``The metals are reflecting the global picture,'' Kevin Tuohy, a trader at MF Global Ltd. in London, said today by phone. ``People are anticipating demand to be lower as major economies slow down.''

Copper for delivery in three months fell as much as 7.7 percent to $5,545 a metric ton, the biggest intraday drop since Aug. 16, 2007. It traded at $5,610 a ton as of 12:25 p.m. local time. Aluminum fell as much as 3.9 percent to $2,248 a ton, the lowest since January 2006.

Commodities as measured by the S&P GSCI index of 24 raw materials are heading for the first annual drop since 2001 after investors and traders exited leveraged bets. Speculators' short positions, or bets on price declines, exceeded longs by 16,169 positions on the New York copper futures as of Sept. 30, the biggest since March 2007.

Miners Slump

Mining companies slumped in London trade. BHP Billiton Ltd., the world's largest mining company, fell as much as 11 percent and Rio Tinto Group lost 13 percent.

UBS AG lowered its price forecasts for copper, aluminum and most bulk commodities amid concern a slowing global economy will dent demand from builders and automakers.

Copper will average $2.50 a pound ($5,512.5 a metric ton) in 2009, down 38 percent from a previous estimate, the bank said in a report today. The price will average $3 a pound in 2010, or 33 percent less than predicted earlier. Aluminum was cut 28 percent to $1.15 a pound next year and 38 percent to $1.25 in 2010.

Raw materials also fell after the euro slid to a 13-month low against the dollar as the deepening credit crunch forced European governments to pledge bailouts of troubled banks and increase protection for depositors.

Copper stockpiles monitored by the LME gained 250 tons to 198,750 tons, according to the exchange's daily report.

Copper Premiums

Copper for immediate delivery traded at a premium of $85 a ton above the benchmark three-month contract, the highest since Aug. 26, signifying nearby futures are not easily available to buyers. Between 50 percent and 79 percent of LME-tracked copper inventories are held by one unidentified firm as of Oct. 2, according to the exchange's data.

Open interest of copper futures has risen 13 percent to 275,423 contracts since the end of June while prices have lost 34 percent, reflecting new short positions are being added. Increasing short positions on the LME could mean either more bets on price declines, or producers are hedging against further metal weakness.

Nickel fell as much as 5.3 percent to $14,350 a ton, the lowest since January 2006.

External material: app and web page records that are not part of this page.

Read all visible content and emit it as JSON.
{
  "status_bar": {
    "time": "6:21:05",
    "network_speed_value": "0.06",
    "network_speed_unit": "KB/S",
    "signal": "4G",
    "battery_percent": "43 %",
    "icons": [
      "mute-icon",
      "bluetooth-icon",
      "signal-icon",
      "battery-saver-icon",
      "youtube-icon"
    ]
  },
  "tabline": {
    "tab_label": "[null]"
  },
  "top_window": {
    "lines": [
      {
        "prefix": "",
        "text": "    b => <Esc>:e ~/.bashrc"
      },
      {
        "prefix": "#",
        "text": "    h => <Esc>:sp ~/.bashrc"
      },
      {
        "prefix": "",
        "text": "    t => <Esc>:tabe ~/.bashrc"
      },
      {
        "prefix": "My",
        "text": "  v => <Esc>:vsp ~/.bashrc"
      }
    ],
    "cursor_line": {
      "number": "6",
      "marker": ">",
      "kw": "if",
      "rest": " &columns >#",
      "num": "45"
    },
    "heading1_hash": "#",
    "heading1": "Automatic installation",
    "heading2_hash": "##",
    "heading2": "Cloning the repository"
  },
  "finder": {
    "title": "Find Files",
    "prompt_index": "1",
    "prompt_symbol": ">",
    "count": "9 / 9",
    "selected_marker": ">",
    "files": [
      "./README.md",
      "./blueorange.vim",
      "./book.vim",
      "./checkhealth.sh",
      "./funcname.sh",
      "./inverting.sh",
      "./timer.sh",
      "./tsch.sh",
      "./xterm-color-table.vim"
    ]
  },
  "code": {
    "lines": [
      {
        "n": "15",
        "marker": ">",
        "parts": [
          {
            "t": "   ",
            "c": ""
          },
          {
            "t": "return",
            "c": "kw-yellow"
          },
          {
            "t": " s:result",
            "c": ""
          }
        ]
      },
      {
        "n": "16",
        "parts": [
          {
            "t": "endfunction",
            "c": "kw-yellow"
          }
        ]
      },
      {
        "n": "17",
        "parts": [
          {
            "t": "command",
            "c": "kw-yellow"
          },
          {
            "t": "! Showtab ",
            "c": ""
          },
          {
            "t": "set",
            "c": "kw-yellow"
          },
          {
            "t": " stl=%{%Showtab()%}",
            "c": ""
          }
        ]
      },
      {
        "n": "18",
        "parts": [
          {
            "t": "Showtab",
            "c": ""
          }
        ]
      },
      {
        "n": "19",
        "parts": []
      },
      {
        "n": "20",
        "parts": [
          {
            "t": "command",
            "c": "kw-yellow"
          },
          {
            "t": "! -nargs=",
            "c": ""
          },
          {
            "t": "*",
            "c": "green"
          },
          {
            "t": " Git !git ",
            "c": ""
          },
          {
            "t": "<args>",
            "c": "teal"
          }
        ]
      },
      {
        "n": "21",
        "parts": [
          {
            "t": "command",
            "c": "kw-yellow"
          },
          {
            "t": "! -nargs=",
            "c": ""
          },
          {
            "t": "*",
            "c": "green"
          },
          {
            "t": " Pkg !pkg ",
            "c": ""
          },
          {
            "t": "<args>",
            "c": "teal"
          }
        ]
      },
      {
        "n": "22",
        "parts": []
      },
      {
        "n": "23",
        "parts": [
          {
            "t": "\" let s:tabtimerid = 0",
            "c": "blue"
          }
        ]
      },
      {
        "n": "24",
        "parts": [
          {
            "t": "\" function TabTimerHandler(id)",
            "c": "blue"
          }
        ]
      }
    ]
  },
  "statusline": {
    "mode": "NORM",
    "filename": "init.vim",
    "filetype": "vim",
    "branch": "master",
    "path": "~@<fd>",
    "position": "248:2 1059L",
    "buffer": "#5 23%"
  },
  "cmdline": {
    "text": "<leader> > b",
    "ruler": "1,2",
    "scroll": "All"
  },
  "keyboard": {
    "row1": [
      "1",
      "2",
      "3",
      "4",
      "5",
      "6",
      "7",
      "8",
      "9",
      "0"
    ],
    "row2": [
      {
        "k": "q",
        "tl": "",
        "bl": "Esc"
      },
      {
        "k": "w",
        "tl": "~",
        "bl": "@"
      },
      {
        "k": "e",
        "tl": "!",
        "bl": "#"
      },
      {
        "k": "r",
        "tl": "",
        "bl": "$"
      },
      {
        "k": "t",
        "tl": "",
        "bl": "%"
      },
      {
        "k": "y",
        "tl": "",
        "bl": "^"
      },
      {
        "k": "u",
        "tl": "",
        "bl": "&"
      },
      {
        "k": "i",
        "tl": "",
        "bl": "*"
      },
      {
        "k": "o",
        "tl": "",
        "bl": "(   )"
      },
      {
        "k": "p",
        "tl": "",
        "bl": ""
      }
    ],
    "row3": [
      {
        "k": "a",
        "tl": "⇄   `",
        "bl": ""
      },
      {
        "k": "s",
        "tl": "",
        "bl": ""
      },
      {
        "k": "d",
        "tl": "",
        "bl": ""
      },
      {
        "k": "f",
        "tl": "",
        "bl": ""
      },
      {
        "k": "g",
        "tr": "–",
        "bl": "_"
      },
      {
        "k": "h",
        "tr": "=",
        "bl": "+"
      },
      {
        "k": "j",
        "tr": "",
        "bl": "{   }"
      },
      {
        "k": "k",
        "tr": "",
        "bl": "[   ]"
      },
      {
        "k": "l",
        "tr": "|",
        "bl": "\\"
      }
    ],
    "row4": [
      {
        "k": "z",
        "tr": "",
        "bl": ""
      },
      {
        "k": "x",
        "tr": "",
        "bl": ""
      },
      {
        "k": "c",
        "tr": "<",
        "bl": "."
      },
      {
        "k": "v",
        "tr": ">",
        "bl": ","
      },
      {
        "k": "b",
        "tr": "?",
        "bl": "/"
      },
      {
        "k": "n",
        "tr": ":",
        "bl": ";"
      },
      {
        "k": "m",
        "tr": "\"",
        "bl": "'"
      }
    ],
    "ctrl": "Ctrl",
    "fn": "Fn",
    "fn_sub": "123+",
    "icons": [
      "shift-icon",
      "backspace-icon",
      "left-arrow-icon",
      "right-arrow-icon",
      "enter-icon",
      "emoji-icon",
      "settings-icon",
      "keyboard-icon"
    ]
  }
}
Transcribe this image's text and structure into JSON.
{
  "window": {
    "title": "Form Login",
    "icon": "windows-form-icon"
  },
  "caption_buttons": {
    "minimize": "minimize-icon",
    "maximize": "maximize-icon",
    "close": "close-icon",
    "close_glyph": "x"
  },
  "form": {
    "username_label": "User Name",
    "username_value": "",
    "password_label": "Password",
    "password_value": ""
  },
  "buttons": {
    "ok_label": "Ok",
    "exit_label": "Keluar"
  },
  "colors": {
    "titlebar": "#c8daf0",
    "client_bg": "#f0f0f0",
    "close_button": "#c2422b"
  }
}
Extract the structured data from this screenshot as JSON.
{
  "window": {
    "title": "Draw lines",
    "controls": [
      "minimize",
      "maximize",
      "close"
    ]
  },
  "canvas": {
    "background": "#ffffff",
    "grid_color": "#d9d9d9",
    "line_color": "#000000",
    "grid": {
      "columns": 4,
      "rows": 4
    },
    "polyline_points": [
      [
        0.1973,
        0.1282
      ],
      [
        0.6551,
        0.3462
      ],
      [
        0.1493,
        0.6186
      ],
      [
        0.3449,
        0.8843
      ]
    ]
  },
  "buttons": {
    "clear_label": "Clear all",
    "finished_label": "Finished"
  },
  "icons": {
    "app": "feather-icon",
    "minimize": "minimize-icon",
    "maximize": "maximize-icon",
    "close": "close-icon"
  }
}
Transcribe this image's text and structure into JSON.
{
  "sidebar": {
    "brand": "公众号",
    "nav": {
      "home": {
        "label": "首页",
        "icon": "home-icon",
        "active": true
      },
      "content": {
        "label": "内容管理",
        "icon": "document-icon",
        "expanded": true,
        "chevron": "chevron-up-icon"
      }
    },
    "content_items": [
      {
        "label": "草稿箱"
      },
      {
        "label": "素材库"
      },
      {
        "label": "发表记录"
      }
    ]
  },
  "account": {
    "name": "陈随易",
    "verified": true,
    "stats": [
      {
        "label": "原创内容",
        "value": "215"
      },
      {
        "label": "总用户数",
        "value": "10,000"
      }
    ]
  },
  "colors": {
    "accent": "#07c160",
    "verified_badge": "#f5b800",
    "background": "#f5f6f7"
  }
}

Among other metals traded on the LME, lead dropped $77.75, or 4.5 percent, to $1,642.75, zinc slipped $50, or 3.1 percent, to $1,545 a ton and tin fell $300 to $16,700 a ton.

To contact the reporter on this story: Chanyaporn Chanjaroen in London at cchanjaroen@bloomberg.net